    enshrining everyone’s right to liberty underpinned by Article 5 (4) of the European
    Convention on Human Rights (ECHR) and the lacunae that exist currently in terms of
    incapacitated patients often not having access to the requisite safeguards to protect their fundamental
    rights in this context.
    The contents of this blog should be incorporated into a short training module and
    Psychiatrists, Mental Health Act Managers as well as Social Care Practitioners should
    have training in these aspects as part of their annual mandatory
    training requirements. It is likely that this will significantly improve the
    referral rates for incapacitated patients to Mental Health Review Tribunals thus
    providing this vulnerable group of patients with the opportunity to challenge

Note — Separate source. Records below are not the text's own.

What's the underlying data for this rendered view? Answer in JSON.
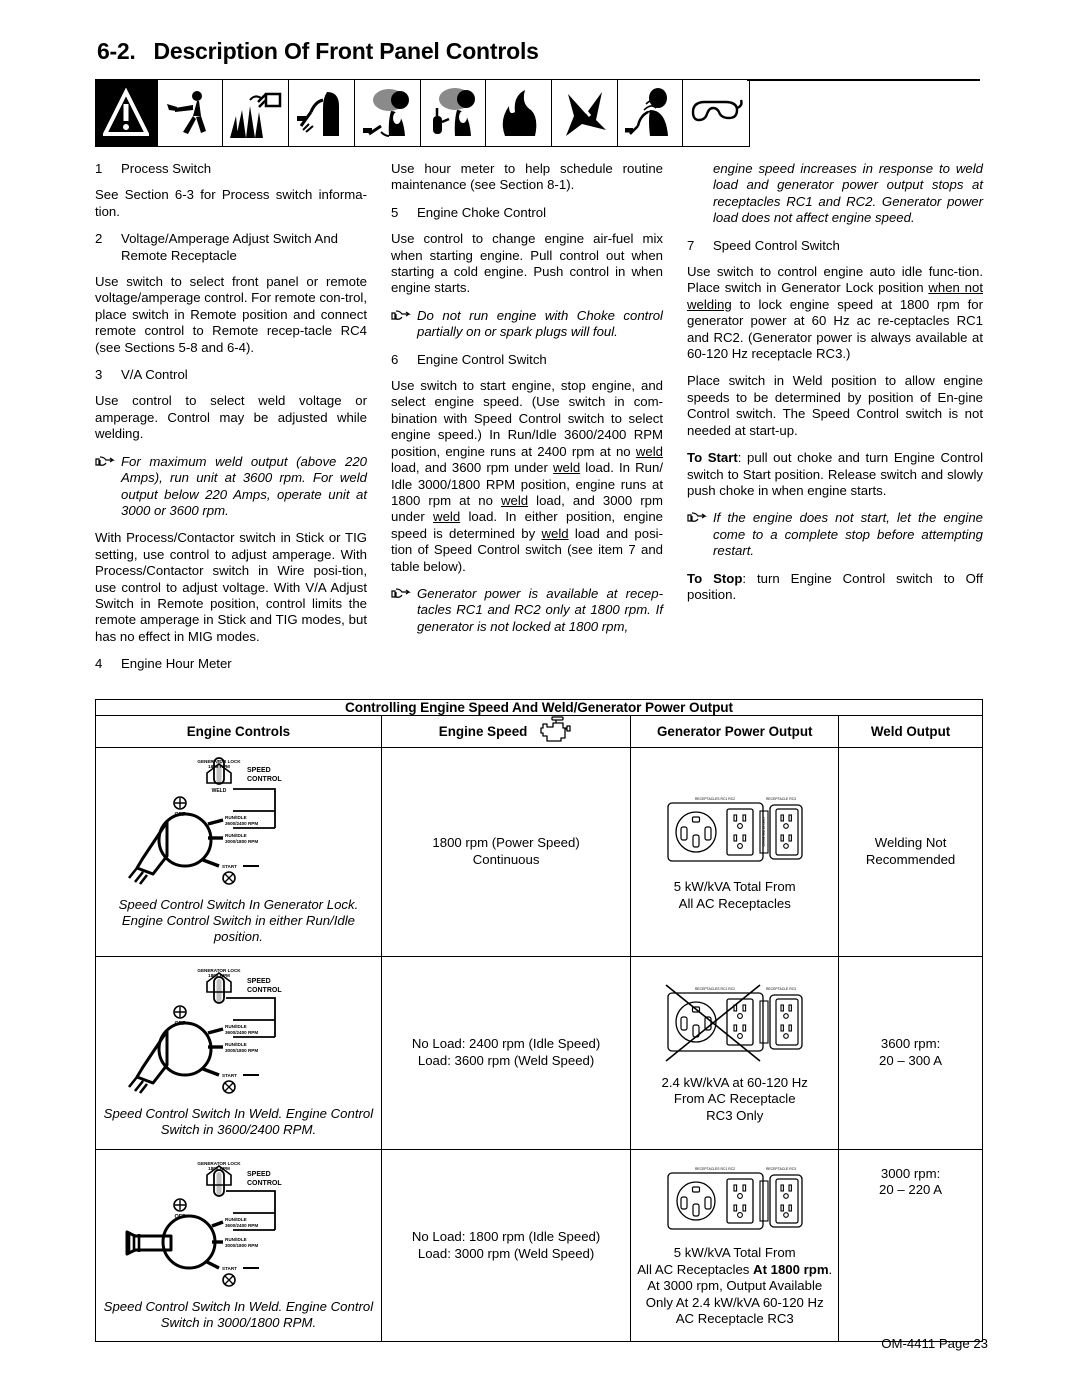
{
  "heading": {
    "number": "6-2.",
    "title": "Description Of Front Panel Controls"
  },
  "safety_icons": [
    "warning-triangle-icon",
    "electric-shock-icon",
    "arc-rays-burn-icon",
    "welding-sparks-fire-icon",
    "welding-fumes-icon",
    "engine-exhaust-fumes-icon",
    "fire-hazard-icon",
    "moving-parts-icon",
    "arc-welding-radiation-icon",
    "wear-eye-protection-icon"
  ],
  "columns": {
    "col1": {
      "item1_num": "1",
      "item1_label": "Process Switch",
      "p1": "See Section 6-3 for Process switch informa-tion.",
      "item2_num": "2",
      "item2_label": "Voltage/Amperage Adjust Switch And Remote Receptacle",
      "p2": "Use switch to select front panel or remote voltage/amperage control. For remote con-trol, place switch in Remote position and connect remote control to Remote recep-tacle RC4 (see Sections 5-8 and 6-4).",
      "item3_num": "3",
      "item3_label": "V/A Control",
      "p3": "Use control to select weld voltage or amperage. Control may be adjusted while welding.",
      "note1": "For maximum weld output (above 220 Amps), run unit at 3600 rpm. For weld output below 220 Amps, operate unit at 3000 or 3600 rpm.",
      "p4": "With Process/Contactor switch in Stick or TIG setting, use control to adjust amperage. With Process/Contactor switch in  Wire posi-tion, use control to adjust voltage. With V/A Adjust Switch in Remote position, control limits the remote amperage in Stick and TIG modes, but has no effect in MIG modes.",
      "item4_num": "4",
      "item4_label": "Engine Hour Meter"
    },
    "col2": {
      "p1": "Use hour meter to help schedule routine maintenance (see Section 8-1).",
      "item5_num": "5",
      "item5_label": "Engine Choke Control",
      "p2": "Use control to change engine air-fuel mix when starting engine. Pull control out when starting a cold engine. Push control in when engine starts.",
      "note1": "Do not run engine with Choke control partially on or spark plugs will foul.",
      "item6_num": "6",
      "item6_label": "Engine Control Switch",
      "p3_a": "Use switch to start engine, stop engine, and select engine speed. (Use switch in com-bination with Speed Control switch to select engine speed.) In Run/Idle 3600/2400 RPM position, engine runs at 2400 rpm at no ",
      "p3_u1": "weld",
      "p3_b": " load, and 3600 rpm under ",
      "p3_u2": "weld",
      "p3_c": " load. In Run/ Idle 3000/1800 RPM position, engine runs at 1800 rpm at no ",
      "p3_u3": "weld",
      "p3_d": " load, and 3000 rpm under ",
      "p3_u4": "weld",
      "p3_e": " load. In either position, engine speed is determined by ",
      "p3_u5": "weld",
      "p3_f": " load and posi-tion of Speed Control switch (see item 7 and table below).",
      "note2": "Generator power is available at recep-tacles RC1 and RC2 only at 1800 rpm. If generator is not locked at 1800 rpm,"
    },
    "col3": {
      "note_cont": "engine speed increases in response to weld load and generator power output stops at receptacles RC1 and RC2. Generator power load does not affect engine speed.",
      "item7_num": "7",
      "item7_label": "Speed Control Switch",
      "p1_a": "Use switch to control engine auto idle func-tion. Place switch in Generator Lock position ",
      "p1_u1": "when not welding",
      "p1_b": " to lock engine speed at 1800 rpm for generator power at 60 Hz ac re-ceptacles RC1 and RC2. (Generator power is always available at 60-120 Hz receptacle RC3.)",
      "p2": "Place switch in Weld position to allow engine speeds to be determined by position of En-gine Control switch. The Speed Control switch is not needed at start-up.",
      "p3_bold": "To Start",
      "p3_rest": ": pull out choke and turn Engine Control switch to Start position. Release switch and slowly push choke in when engine starts.",
      "note1": "If the engine does not start, let the engine come to a complete stop before attempting restart.",
      "p4_bold": "To Stop",
      "p4_rest": ": turn Engine Control switch to Off position."
    }
  },
  "table": {
    "title": "Controlling Engine Speed And Weld/Generator Power Output",
    "headers": {
      "engine_controls": "Engine Controls",
      "engine_speed": "Engine Speed",
      "engine_speed_icon": "engine-block-icon",
      "generator_power_output": "Generator Power Output",
      "weld_output": "Weld Output"
    },
    "diagram_labels": {
      "generator_lock": "GENERATOR LOCK",
      "generator_lock_rpm": "1800 RPM",
      "speed_control_l1": "SPEED",
      "speed_control_l2": "CONTROL",
      "weld": "WELD",
      "off": "OFF",
      "run_idle_1_l1": "RUN/IDLE",
      "run_idle_1_l2": "3600/2400 RPM",
      "run_idle_2_l1": "RUN/IDLE",
      "run_idle_2_l2": "3000/1800 RPM",
      "start": "START"
    },
    "rows": [
      {
        "controls_caption": "Speed Control Switch In Generator Lock. Engine  Control Switch in either Run/Idle position.",
        "engine_speed": [
          "1800 rpm (Power Speed)",
          "Continuous"
        ],
        "generator_power": [
          "5 kW/kVA Total From",
          "All AC Receptacles"
        ],
        "generator_power_bold": "",
        "generator_power_extra": [],
        "weld_output": [
          "Welding Not",
          "Recommended"
        ],
        "receptacle_crossed": false
      },
      {
        "controls_caption": "Speed Control Switch In Weld. Engine  Control Switch in 3600/2400 RPM.",
        "engine_speed": [
          "No Load: 2400 rpm (Idle Speed)",
          "Load: 3600 rpm (Weld Speed)"
        ],
        "generator_power": [
          "2.4 kW/kVA at 60-120 Hz",
          "From AC Receptacle",
          "RC3 Only"
        ],
        "generator_power_bold": "",
        "generator_power_extra": [],
        "weld_output": [
          "3600 rpm:",
          "20 – 300 A"
        ],
        "receptacle_crossed": true
      },
      {
        "controls_caption": "Speed Control Switch In Weld. Engine  Control Switch in 3000/1800 RPM.",
        "engine_speed": [
          "No Load: 1800 rpm (Idle Speed)",
          "Load: 3000 rpm (Weld Speed)"
        ],
        "generator_power": [
          "5 kW/kVA Total From",
          "All AC Receptacles "
        ],
        "generator_power_bold": "At 1800 rpm",
        "generator_power_extra": [
          "At 3000 rpm, Output Available",
          "Only At 2.4 kW/kVA 60-120 Hz",
          "AC Receptacle RC3"
        ],
        "weld_output": [
          "3000 rpm:",
          "20 – 220 A"
        ],
        "receptacle_crossed": false
      }
    ]
  },
  "footer": {
    "text": "OM-4411 Page 23"
  }
}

    the lawfulness of their detention under the Mental Health Act. This would also
    result in increasing referrals to Advocacy Services for patients subject to
    DOLS providing them with the requisite safeguards.